### What the task asks
Only a number is wanted here: the count of lines in the entries below that contain the word "title".

### Data records
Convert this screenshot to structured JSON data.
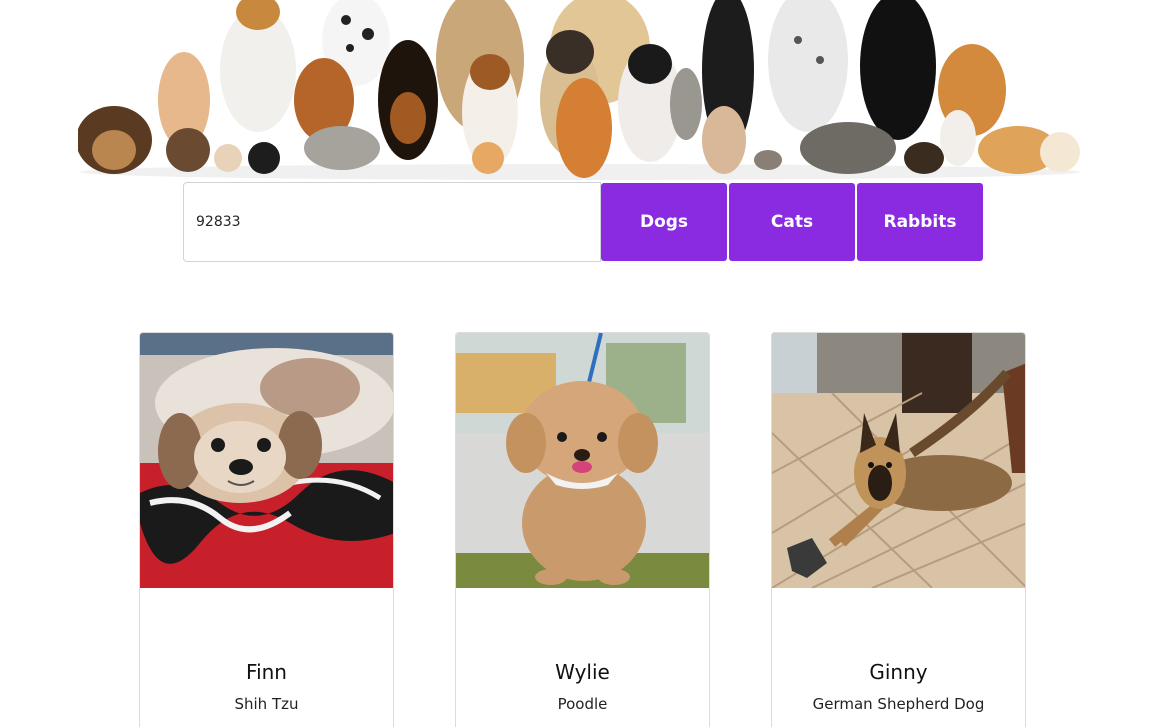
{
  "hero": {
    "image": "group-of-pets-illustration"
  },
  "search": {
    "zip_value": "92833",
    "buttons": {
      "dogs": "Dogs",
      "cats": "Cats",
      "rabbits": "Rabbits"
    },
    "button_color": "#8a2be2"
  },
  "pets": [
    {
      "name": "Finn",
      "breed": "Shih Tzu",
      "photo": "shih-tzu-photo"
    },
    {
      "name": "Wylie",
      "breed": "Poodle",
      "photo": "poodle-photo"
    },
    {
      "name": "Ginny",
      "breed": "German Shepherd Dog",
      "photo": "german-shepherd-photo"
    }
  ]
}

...

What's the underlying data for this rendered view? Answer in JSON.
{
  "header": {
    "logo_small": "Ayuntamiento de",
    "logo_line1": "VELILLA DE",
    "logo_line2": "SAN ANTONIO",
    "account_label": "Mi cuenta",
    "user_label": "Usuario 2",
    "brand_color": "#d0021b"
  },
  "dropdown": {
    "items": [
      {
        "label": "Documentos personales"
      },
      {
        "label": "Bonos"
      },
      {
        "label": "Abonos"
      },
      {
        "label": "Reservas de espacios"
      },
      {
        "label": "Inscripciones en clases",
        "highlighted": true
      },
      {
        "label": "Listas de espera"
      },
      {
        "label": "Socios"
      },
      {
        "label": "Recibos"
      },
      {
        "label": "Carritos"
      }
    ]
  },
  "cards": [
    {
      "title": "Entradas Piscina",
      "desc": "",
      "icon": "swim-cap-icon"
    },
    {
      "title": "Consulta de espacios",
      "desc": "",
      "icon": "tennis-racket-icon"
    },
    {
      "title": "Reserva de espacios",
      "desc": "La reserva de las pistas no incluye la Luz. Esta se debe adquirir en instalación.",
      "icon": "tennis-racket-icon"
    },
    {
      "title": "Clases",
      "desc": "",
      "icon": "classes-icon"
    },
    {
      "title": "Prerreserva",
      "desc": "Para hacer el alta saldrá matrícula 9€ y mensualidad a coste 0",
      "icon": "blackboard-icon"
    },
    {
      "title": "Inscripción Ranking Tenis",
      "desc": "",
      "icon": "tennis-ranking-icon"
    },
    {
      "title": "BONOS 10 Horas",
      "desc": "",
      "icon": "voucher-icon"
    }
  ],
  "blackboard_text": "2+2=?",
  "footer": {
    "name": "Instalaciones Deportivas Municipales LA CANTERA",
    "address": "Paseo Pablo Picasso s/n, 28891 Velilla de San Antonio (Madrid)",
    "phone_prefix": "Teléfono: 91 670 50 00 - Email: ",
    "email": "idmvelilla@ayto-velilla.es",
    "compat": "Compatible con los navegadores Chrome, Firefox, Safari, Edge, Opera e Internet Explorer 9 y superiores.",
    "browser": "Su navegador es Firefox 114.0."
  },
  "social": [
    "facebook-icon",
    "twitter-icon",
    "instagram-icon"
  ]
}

### Answer to this exercise
7